At 45° South Central Otago is the world’s southernmost wine region. The vineyards are also the highest in New Zealand, located around 300 - 400 metres above sea level among spectacular alpine scenery rising to over 3700m.
Although small, Central Otago is a rapidly developing wine region with a swiftly growing international reputation for great Pinot noir wines. More than 70% of the vineyard area in Central Otago is dedicated to Pinot Noir, with smaller plantings of Chardonnay, Pinot Gris and Riesling.
Vignerons claim Central Otago has many similarities with Burgundy, the French home of Pinot Noir. The climate is continental, with cold winters and hot, short summers with cool nights that help preserve fresh fruit flavours and acidity in Pinot Noir fruit.
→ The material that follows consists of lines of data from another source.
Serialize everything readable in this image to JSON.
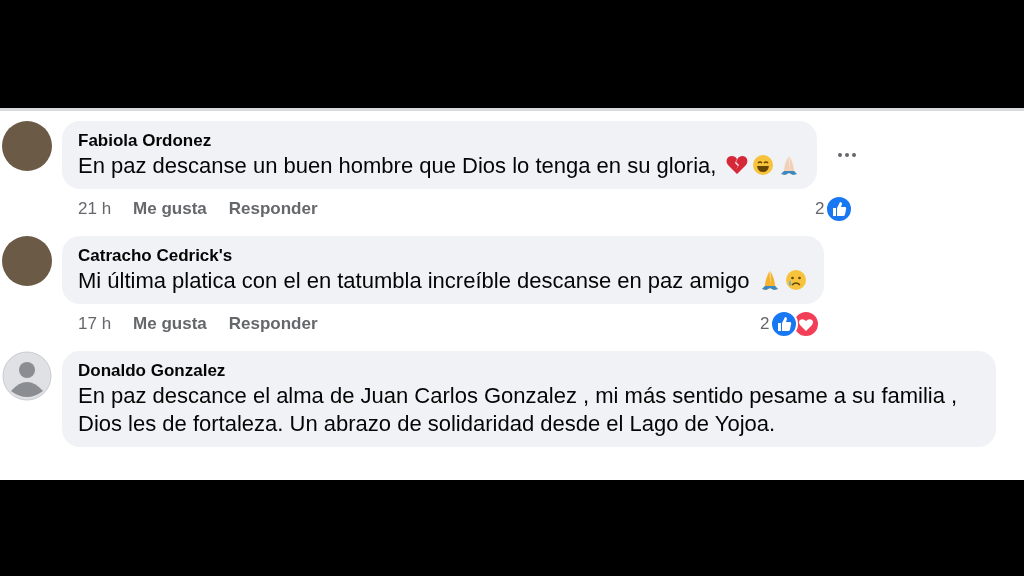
{
  "comments": [
    {
      "author": "Fabiola Ordonez",
      "avatar": {
        "kind": "photo"
      },
      "text": "En paz descanse un buen hombre que Dios lo tenga en su gloria,",
      "emojis": [
        {
          "kind": "broken-heart"
        },
        {
          "kind": "grin"
        },
        {
          "kind": "pray-light"
        }
      ],
      "time": "21 h",
      "like_label": "Me gusta",
      "reply_label": "Responder",
      "reaction_count": "2",
      "reactions": [
        {
          "kind": "like"
        }
      ],
      "menu": true
    },
    {
      "author": "Catracho Cedrick's",
      "avatar": {
        "kind": "photo"
      },
      "text": "Mi última platica con el en tatumbla increíble descanse en paz amigo",
      "emojis": [
        {
          "kind": "pray"
        },
        {
          "kind": "cry"
        }
      ],
      "time": "17 h",
      "like_label": "Me gusta",
      "reply_label": "Responder",
      "reaction_count": "2",
      "reactions": [
        {
          "kind": "like"
        },
        {
          "kind": "love"
        }
      ],
      "menu": false
    },
    {
      "author": "Donaldo Gonzalez",
      "avatar": {
        "kind": "default"
      },
      "text": "En paz descance el alma de Juan Carlos Gonzalez , mi más sentido pesame a su familia , Dios les de fortaleza. Un abrazo de solidaridad desde el Lago de Yojoa.",
      "menu": false
    }
  ]
}
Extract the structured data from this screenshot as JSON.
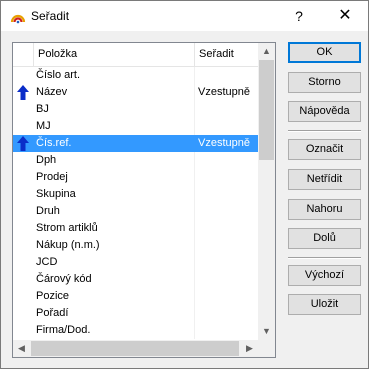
{
  "window": {
    "title": "Seřadit",
    "help": "?",
    "close": "✕"
  },
  "list": {
    "headers": {
      "item": "Položka",
      "sort": "Seřadit"
    },
    "rows": [
      {
        "item": "Číslo art.",
        "sort": "",
        "arrow": false,
        "selected": false
      },
      {
        "item": "Název",
        "sort": "Vzestupně",
        "arrow": true,
        "selected": false
      },
      {
        "item": "BJ",
        "sort": "",
        "arrow": false,
        "selected": false
      },
      {
        "item": "MJ",
        "sort": "",
        "arrow": false,
        "selected": false
      },
      {
        "item": "Čís.ref.",
        "sort": "Vzestupně",
        "arrow": true,
        "selected": true
      },
      {
        "item": "Dph",
        "sort": "",
        "arrow": false,
        "selected": false
      },
      {
        "item": "Prodej",
        "sort": "",
        "arrow": false,
        "selected": false
      },
      {
        "item": "Skupina",
        "sort": "",
        "arrow": false,
        "selected": false
      },
      {
        "item": "Druh",
        "sort": "",
        "arrow": false,
        "selected": false
      },
      {
        "item": "Strom artiklů",
        "sort": "",
        "arrow": false,
        "selected": false
      },
      {
        "item": "Nákup (n.m.)",
        "sort": "",
        "arrow": false,
        "selected": false
      },
      {
        "item": "JCD",
        "sort": "",
        "arrow": false,
        "selected": false
      },
      {
        "item": "Čárový kód",
        "sort": "",
        "arrow": false,
        "selected": false
      },
      {
        "item": "Pozice",
        "sort": "",
        "arrow": false,
        "selected": false
      },
      {
        "item": "Pořadí",
        "sort": "",
        "arrow": false,
        "selected": false
      },
      {
        "item": "Firma/Dod.",
        "sort": "",
        "arrow": false,
        "selected": false
      }
    ]
  },
  "buttons": {
    "ok": "OK",
    "storno": "Storno",
    "napoveda": "Nápověda",
    "oznacit": "Označit",
    "netridit": "Netřídit",
    "nahoru": "Nahoru",
    "dolu": "Dolů",
    "vychozi": "Výchozí",
    "ulozit": "Uložit"
  },
  "colors": {
    "selection": "#3399ff",
    "arrow": "#0a2dc8",
    "default_border": "#0078d7"
  }
}
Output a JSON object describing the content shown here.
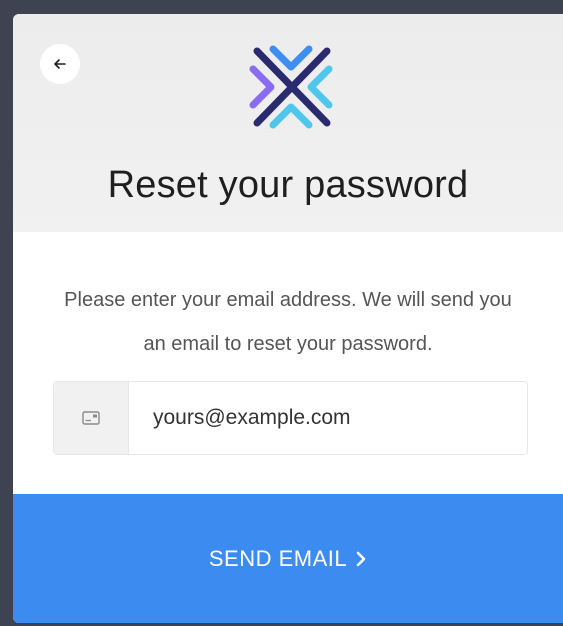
{
  "header": {
    "title": "Reset your password",
    "back_icon": "arrow-left-icon",
    "logo_icon": "x-chevrons-logo"
  },
  "form": {
    "description": "Please enter your email address. We will send you an email to reset your password.",
    "email_placeholder": "yours@example.com",
    "email_value": "",
    "email_icon": "envelope-icon"
  },
  "actions": {
    "send_label": "SEND EMAIL",
    "send_icon": "chevron-right-icon"
  },
  "colors": {
    "background": "#3d4350",
    "header_bg": "#ececec",
    "primary": "#3b8bf0",
    "logo_dark": "#2a2a6e",
    "logo_blue": "#3d8ef0",
    "logo_purple": "#8a6cf0",
    "logo_cyan": "#4fc7ec"
  }
}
Frost is a major threat but disease pressure tends to be low. Soils are free-draining loess and gravel over schist with low organic matter.
The region is noted for great variation in sub-regions and vineyard sites and mesoclimates are heavily affected by the mountainous terrain.
Like many wine regions in Australia and New Zealand the lure of gold brought the first Europeans and, although vines were first planted in the late 19th Century, a viable wine industry did not emerge until the 1980s.
A tourism destination in its own right thanks to the dramatic scenery and first-rate wine and food culture, Central Otago is close to Queenstown, a major adventure tourism centre with excellent ski fields.